Abdul Hamid bin Haji Jumat
Abdul Hamid bin Haji Jumat.jpg
Abdul Hamid in 1965
1st Deputy Chief Minister of Singapore
In office
June 7, 1956 – June 3, 1959
Chief Minister Lim Yew Hock
Preceded by Newly Created
Succeeded by Toh Chin Chye
Minister of Local Government, Lands and Housing
In office
1956 – June 3, 1959
Chief Minister David Saul Marshall
Lim Yew Hock
Preceded by Francis Thomas
Succeeded by Ong Eng Guan
Minister of Communications and Works
In office
6 April 1955 – 1956
Chief Minister David Saul Marshall
Preceded by Newly created
Succeeded by Francis Thomas
Personal details
Born April 12, 1916
Singapore
Died 1978 (Age 61-62)
Singapore
Nationality Singaporean
Political party United Malays National Organisation
Alma mater Raffles Institution
Profession Politician and Diplomat
Religion Islam
This is a Malay name; the name Hamid is a patronymic, not a family name, and the person should be referred to by the given name, Abdul.

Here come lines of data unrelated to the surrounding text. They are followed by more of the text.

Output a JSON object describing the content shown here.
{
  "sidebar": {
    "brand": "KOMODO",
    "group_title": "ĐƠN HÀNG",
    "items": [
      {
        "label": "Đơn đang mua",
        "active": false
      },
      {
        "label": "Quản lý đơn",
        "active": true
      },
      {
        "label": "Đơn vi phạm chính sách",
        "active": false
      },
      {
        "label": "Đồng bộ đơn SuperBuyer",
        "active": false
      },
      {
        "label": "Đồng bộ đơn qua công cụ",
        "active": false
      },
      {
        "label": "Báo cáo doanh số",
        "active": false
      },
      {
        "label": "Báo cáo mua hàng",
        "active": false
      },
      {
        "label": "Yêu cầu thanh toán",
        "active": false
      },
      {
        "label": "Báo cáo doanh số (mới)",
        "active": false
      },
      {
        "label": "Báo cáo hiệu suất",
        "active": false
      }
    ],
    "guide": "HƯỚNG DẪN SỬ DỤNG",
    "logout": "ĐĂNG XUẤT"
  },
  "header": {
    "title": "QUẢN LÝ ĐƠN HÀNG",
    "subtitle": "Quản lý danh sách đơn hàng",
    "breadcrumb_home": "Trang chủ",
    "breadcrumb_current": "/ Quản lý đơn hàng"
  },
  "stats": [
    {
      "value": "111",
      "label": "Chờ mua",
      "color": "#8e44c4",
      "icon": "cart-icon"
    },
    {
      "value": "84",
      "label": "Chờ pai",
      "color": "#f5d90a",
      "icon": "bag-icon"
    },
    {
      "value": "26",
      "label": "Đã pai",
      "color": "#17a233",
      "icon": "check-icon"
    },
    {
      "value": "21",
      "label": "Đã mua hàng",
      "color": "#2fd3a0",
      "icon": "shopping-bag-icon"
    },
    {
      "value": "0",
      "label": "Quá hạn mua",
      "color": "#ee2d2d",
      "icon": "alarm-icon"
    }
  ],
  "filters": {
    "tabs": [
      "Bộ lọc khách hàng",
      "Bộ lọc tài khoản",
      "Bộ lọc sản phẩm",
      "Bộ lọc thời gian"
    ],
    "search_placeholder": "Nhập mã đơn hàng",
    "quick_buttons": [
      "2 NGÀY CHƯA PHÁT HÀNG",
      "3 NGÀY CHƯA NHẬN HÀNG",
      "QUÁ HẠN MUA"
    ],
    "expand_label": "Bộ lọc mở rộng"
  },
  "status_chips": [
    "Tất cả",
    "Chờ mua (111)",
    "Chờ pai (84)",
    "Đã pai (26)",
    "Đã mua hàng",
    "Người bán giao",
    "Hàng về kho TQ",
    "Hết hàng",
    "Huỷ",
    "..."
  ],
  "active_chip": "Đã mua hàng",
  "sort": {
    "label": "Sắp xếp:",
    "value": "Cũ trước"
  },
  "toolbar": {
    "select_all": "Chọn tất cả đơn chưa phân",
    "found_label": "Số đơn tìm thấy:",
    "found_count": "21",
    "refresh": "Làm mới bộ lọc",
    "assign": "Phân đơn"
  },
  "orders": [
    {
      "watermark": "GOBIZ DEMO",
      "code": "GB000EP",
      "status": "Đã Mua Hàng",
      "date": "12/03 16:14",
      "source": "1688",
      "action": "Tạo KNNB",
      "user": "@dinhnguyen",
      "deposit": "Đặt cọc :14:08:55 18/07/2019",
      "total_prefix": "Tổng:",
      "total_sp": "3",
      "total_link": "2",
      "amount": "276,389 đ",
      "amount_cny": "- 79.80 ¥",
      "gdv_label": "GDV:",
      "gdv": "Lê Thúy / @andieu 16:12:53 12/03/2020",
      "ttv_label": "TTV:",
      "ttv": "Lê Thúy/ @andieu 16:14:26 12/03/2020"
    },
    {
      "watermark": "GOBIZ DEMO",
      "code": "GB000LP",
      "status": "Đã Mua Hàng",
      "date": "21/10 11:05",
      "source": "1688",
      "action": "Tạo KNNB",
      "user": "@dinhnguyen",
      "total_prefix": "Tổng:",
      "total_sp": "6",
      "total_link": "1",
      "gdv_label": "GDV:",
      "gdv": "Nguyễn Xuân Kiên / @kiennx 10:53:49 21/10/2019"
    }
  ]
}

The Arabic word "bin" ("b.") or "binti"/"binte" ("bt."/"bte."), if used, means "son of" or "daughter of" respectively.

Dato' Abdul Hamid bin Haji Jumad P.M.N. (April 12, 1916 – 1978) was a member of Singapore Legislative Assembly of Malay ethnicity. He was credited as "Singapore's first Malay minister", as well as the "first Singaporean ambassador to Germany". He founded the United Malays National Organisation (UMNO) in Singapore. He served as Deputy Chief Minister in Lim Yew Hock's cabinet. He also served as Minister of Local Government, Lands and Housing, as well as Minister of Communications and Works.

Early and Personal life[edit]

Abdul was born April 12, 1916[1] in Singapore.[2] His father was Haji T. P. Jumat, and his mother was M. Datin Kartini. He attended Raffles Institution.[1]

Abdul had seven children. His youngest child, Putra Haron Jumat (born 1963), is a Malaysian politician who is a member of Barisan Nasional.[3] During his political career, Abdul was an acquaintance with Lee Kuan Yew, although they were not in the same political party.[3]

Career[edit]

Abdul Hamid as Ambassador of Malaysia to the Federal Republic of Germany during the signing of a capital assistance agreement at German Federal Foreign Office, Bonn.

Abdul first started out as a skins exporter with his own company until around 1955, when he founded the Singaporean division of UMNO (Abbreviation for the United Malays National Organisation.)[1] Abdul was a member of political party Labour Front.[4] Following David Marshall's rise to power as Chief Minister in 1955, Abdul was given the role of Minister for Local Government, Lands, and Housing, making him the first such minister;[1] he was initially intended to be Minister of Communication and Works.[5] Cited as "Singapore's first Malay minister",[3] he carried the position until June 1959; Abdul subsequently became the "first Singaporean ambassador to Germany".[1] He was ambassador to other countries too, such as Egypt, the Netherlands, and the Philippines.[3] In addition, Abdul served as Deputy Chief Minister of Singapore from 1956 to 1959.[6] Abdul was conferred the title of Dato' and the Order of the Defender of the Realm, rank Commander of the Order of the Defender of the Realm.[7]

Death[edit]

In 1973, Abdul went back to Malaysia, where he lived most of his later life as ambassador to various countries. He died some five years later in 1978.[3]

References[edit]

  1. ^ a b c d e Corfield, Justin (2010). Historical Dictionary of Singapore. Scarecrow Press. pp. 13–. ISBN 9780810873872. 
  2. ^ Who's who in Malaysia and Guide to Singapore. 1975. pp. 4–. 
  3. ^ a b c d e Zakir Hussain (May 2, 2013). "A Johor candidate’s Singapore story". The Straits Times. 
  4. ^ Lee, Edwin (2008). Singapore: The Unexpected Nation. Institute of Southeast Asian Studies. pp. 119–. ISBN 9789812307965. 
  5. ^ Tan, Kevin. Marshall of Singapore: A Biography. Institute of Southeast Asian Studies. pp. 244–. ISBN 9789812308788. 
  6. ^ "Portrait of Mr. Abdul Hamid Haji Jumat, Deputy Chief Minister of Singapore". BooksSG. Retrieved May 29, 2013. 
  7. ^ Morais, John Victor (1959). The Who's who in Malaysia. Solai Press. pp. 2–.